your users, outline how a customer will use your product (user stories). For example, the central user story behind SkyBell is the ability to see, hear, and communicate with a visitor at the front door through a smartphone.

Translate each user story into a product requirement. In the case of SkyBell, this involves a camera, speaker, microphone, and mobile app. Be unequivocal in your descriptions to facilitate your engineering teams’ understanding.

Prioritize Key Features

Prioritizing user narratives is pivotal; encompass only the most essential features in your initial release. Additional features can be incorporated at a later stage. Initially, we aimed to launch with both Android and iOS. However, we opted to focus solely on iOS initially, unveiling Android six weeks later. In hindsight, this choice expedited our progress.

Assemble an Expert Engineering Team

Recruit engineering expertise with a track record of success in your specific domain. For hardware, consider professionals with experience in mass manufacturing, not merely engineering design. In the software realm, seek out programmers with past projects closely aligned with your objectives.

Implement Project Management Tools for Accountability

Gantt charts prove invaluable for scheduling pivotal development milestones and enforcing accountability within your engineering team. It’s crucial to have unwavering faith in an engineering resource that adheres to a Gantt chart or a similar project management system.

Secure Funding

We brought our concept to Indiegogo and amassed $585,000 from early adopters. Crowdfunding not only furnishes financial backing but also aids in procuring early customers, securing press coverage, and obtaining user feedback. Additionally, angel investors and incubators serve as dependable funding sources in the initial stages.

Maintain Daily Team Meetings

When time is of the essence, convening with your team daily, particularly if they are external vendors, is imperative. Initially, we held meetings twice a week. Nevertheless, as our deadline loomed closer, we transitioned to daily meetings, significantly expediting our progress.

Opt for Domestic Manufacturing

We designed, engineered, and manufactured SkyBell in the United States. Engaging a local team facilitated prompt communication due to being in the same time zone, eliminated language barriers, and expedited product delivery. While cost differentials may exist, they are offset by the benefits of speed and precision.

Declare a Launch Date

Regardless of your best intentions, there’s a high likelihood of missing your shipping deadline, whether it’s set at six or twelve months. It’s prudent to set a date and commit to it to maintain accountability to your customers, stakeholders, and yourself. This imposed deadline-induced pressure proves beneficial for you and your engineering team.

About Author

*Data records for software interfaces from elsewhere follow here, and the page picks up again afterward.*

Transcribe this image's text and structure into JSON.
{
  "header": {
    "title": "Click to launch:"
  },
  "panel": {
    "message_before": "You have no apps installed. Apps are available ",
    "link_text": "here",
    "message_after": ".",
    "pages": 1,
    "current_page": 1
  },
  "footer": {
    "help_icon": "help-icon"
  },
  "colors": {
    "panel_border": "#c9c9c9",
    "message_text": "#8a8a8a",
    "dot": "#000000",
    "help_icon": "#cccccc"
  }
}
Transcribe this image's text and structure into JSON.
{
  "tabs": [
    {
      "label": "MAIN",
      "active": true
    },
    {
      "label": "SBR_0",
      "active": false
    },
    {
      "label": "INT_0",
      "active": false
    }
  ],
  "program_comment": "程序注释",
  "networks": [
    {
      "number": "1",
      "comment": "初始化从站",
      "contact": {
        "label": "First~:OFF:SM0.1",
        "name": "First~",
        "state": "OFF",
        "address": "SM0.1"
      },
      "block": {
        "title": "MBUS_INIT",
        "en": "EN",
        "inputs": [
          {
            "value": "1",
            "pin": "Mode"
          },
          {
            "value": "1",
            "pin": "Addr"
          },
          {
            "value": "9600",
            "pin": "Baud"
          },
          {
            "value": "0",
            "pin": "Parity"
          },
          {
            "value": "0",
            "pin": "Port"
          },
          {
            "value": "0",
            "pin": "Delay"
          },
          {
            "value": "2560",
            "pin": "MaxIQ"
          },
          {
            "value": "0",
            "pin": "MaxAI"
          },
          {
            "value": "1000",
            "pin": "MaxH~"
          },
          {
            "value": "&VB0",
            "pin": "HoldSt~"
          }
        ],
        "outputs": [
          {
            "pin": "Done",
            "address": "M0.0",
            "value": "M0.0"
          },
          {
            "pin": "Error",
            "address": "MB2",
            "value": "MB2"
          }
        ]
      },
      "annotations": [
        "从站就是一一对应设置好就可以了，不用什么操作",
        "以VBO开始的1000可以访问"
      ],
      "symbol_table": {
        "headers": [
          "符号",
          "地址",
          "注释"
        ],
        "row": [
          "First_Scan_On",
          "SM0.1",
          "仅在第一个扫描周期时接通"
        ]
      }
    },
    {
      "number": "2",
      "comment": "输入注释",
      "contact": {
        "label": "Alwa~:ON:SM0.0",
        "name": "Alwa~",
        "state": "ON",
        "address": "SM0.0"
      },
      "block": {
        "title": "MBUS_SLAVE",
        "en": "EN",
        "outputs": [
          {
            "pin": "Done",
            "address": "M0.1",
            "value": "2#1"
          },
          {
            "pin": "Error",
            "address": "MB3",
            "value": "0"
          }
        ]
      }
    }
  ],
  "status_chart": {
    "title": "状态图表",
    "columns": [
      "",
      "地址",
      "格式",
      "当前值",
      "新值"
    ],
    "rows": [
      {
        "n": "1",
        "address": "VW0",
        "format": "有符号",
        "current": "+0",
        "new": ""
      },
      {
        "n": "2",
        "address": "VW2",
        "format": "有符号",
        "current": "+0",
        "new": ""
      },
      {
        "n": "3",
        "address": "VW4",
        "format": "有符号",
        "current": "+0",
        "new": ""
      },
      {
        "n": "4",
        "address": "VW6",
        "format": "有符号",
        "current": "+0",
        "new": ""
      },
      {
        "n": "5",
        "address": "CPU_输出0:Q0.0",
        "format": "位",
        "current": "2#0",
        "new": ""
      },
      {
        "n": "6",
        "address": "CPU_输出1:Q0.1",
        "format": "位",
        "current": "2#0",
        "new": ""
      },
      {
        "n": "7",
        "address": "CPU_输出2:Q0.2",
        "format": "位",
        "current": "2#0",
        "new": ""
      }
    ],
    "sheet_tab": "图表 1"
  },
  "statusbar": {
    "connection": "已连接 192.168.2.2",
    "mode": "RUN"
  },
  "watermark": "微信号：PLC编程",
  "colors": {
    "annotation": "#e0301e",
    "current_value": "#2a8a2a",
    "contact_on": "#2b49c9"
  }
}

Martin Weber is a prolific author for Influencer Gazette, a lifestyle magazine renowned for its in-depth coverage of business, news, and entrepreneurship. With a talent for crafting engaging narratives, Martin's work offers readers a fresh and informed perspective on these dynamic subjects. He empowers readers with insights to navigate the fast-paced world of entrepreneurship and stay informed about current business trends. Martin's writing is a source of inspiration for those looking to succeed in the ever-evolving landscape of business and innovation.